Peugeot Fractal-06

Just after photos of the upcoming Peugeot Fractal concept were leaked, the Gallic lion brand has revealed the full lowdown on its stunning French droptop ahead of its world premiere at the 2015 Frankfurt Motor Show next month. As we’ve seen earlier, it’s a right beauty, this one.

Measuring just 3.81 metres long and 1.77 metres wide, the Fractal has clearly been designed with urban mobility in mind, sitting between A- and B-segment hatchbacks. The 19-inch “Tall&Narrow” wheels (um, whatever you say, Peugeot) are pushed to the four corners of the car, resulting in front and rear overhangs of just 0.52 metres.

Dressed in a two-tone gloss white and matte black colour scheme, the concept sticks to Peugeot’s current edgy design language. Claw-like LED headlights feature strips of light that flow into the grille, while namesake patterns are featured on the side sills and rear valence. The tail light extends across the width of the car – they also form a battery charging status indicator for the inductive charging system.

Peugeot Fractal-15

Open the suicide doors and you’ll find a minimalist, driver-focused cabin encircled by black oak and copper trim, with the white panels below featuring a 3D-printed motif inspired by anechoic chambers. White leather and 3D texture mesh upholstery covers the seats.

A holographic head-up display provides eye-level readouts, complemented by a 45-degree polycarbonate strip that shows additional functions. The 12.3-inch high-definition display, customisable to drivers’ preferences, sits behind a squared-off steering wheel with touchpads that control the Fractal’s various features.

Toggle switches are located on either side of the wheel, while a spar rises out of the centre console with controls for volume and engine start. Next to it, a 7.7-inch AMOLED display controls all of the car’s functions, and rear passengers also have a panel to adjust their immediate surroundings.


Audio-inspired design cues are featured everywhere on the Fractal, so it’s no surprise to find a high-end “9.1.2” sound system (five mid/high-range speakers, four tweeters, three woofers, a subwoofer and a two-channel tactile bass system).

The speakers, by French audio specialist Focal, have been configured to work differently with the hardtop installed or removed, and will even channel navigation instructions to different parts of the car depending on the route. The bass system, by American startup Subpac, uses the seat structure as a medium for bass to travel, rather than air.


Two 102 hp electric motors send power to each axle, with a combined output of 204 hp and four-wheel drive (it’s rear-wheel drive below 100 km/h). Coupled with the low 1,000 kg weight, the Fractal sprints from 0-100 km/h in 6.8 seconds.
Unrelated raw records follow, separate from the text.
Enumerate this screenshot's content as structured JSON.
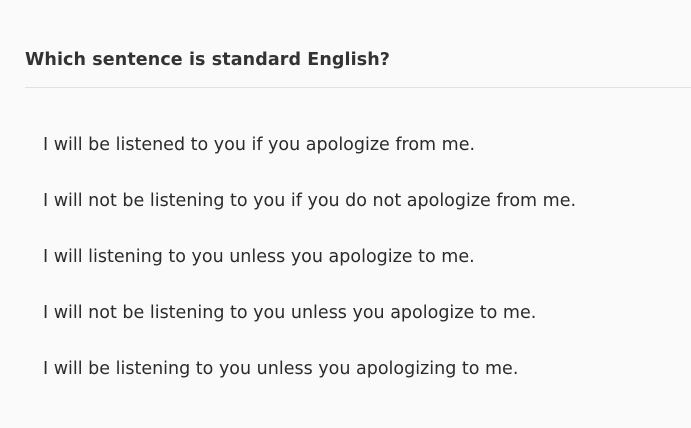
{
  "question": {
    "title": "Which sentence is standard English?",
    "options": [
      "I will be listened to you if you apologize from me.",
      "I will not be listening to you if you do not apologize from me.",
      "I will listening to you unless you apologize to me.",
      "I will not be listening to you unless you apologize to me.",
      "I will be listening to you unless you apologizing to me."
    ]
  },
  "colors": {
    "background": "#fafafa",
    "text": "#2b2b2b",
    "divider": "#e2e2e2"
  }
}
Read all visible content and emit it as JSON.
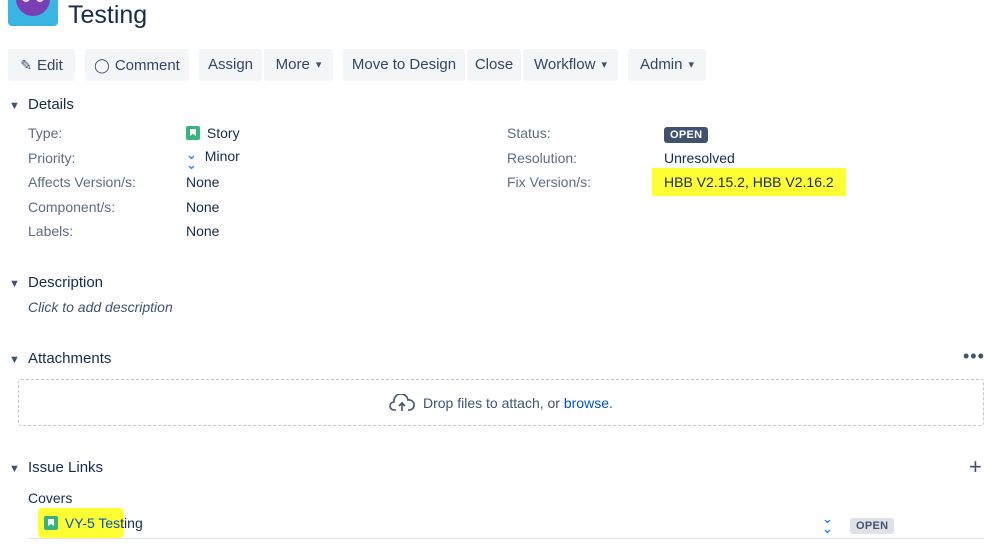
{
  "header": {
    "title": "Testing"
  },
  "toolbar": {
    "edit": "Edit",
    "comment": "Comment",
    "assign": "Assign",
    "more": "More",
    "move_to_design": "Move to Design",
    "close": "Close",
    "workflow": "Workflow",
    "admin": "Admin"
  },
  "details": {
    "title": "Details",
    "left": [
      {
        "label": "Type:",
        "value": "Story",
        "icon": "story-icon"
      },
      {
        "label": "Priority:",
        "value": "Minor",
        "icon": "priority-minor-icon"
      },
      {
        "label": "Affects Version/s:",
        "value": "None"
      },
      {
        "label": "Component/s:",
        "value": "None"
      },
      {
        "label": "Labels:",
        "value": "None"
      }
    ],
    "right": [
      {
        "label": "Status:",
        "value": "OPEN"
      },
      {
        "label": "Resolution:",
        "value": "Unresolved"
      },
      {
        "label": "Fix Version/s:",
        "value": "HBB V2.15.2, HBB V2.16.2"
      }
    ]
  },
  "description": {
    "title": "Description",
    "placeholder": "Click to add description"
  },
  "attachments": {
    "title": "Attachments",
    "drop_text": "Drop files to attach, or",
    "browse": "browse."
  },
  "issue_links": {
    "title": "Issue Links",
    "group": "Covers",
    "items": [
      {
        "key_part": "VY-5 Tes",
        "rest": "ting",
        "status": "OPEN"
      }
    ]
  },
  "colors": {
    "highlight": "#ffff33",
    "link": "#0052cc",
    "story": "#36b37e",
    "status_dark": "#42526e"
  }
}
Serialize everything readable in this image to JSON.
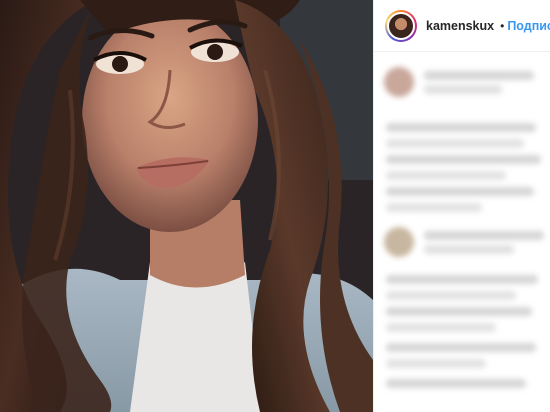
{
  "post": {
    "username": "kamenskux",
    "follow_label": "Подписа",
    "separator": "•"
  },
  "colors": {
    "follow": "#3897f0",
    "verified": "#3897f0",
    "text": "#262626",
    "blurred_text": "#d6d6d6"
  },
  "icons": {
    "verified": "verified-badge-icon",
    "avatar": "profile-avatar"
  }
}
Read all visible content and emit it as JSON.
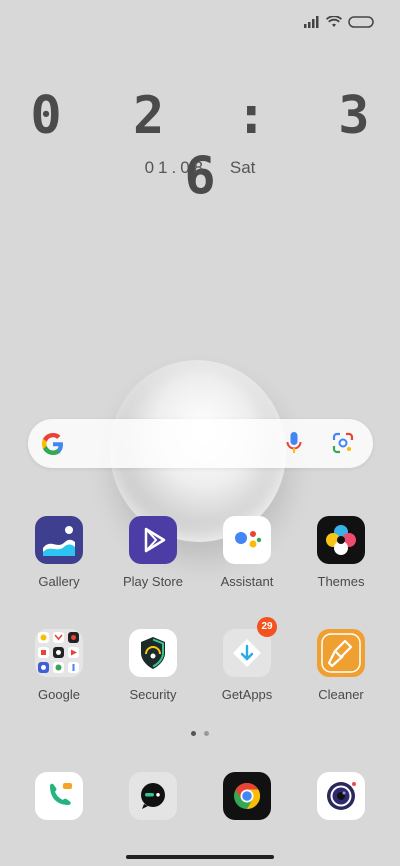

Juice is supplied by a 30 kWh lithium-ion battery mounted under the central tunnel.

Into electronic music? You’ll be pleased to know that the car’s sound signature – alerting pedestrians and cyclists to its presence at low speeds – was designed by none other than Amon Tobin.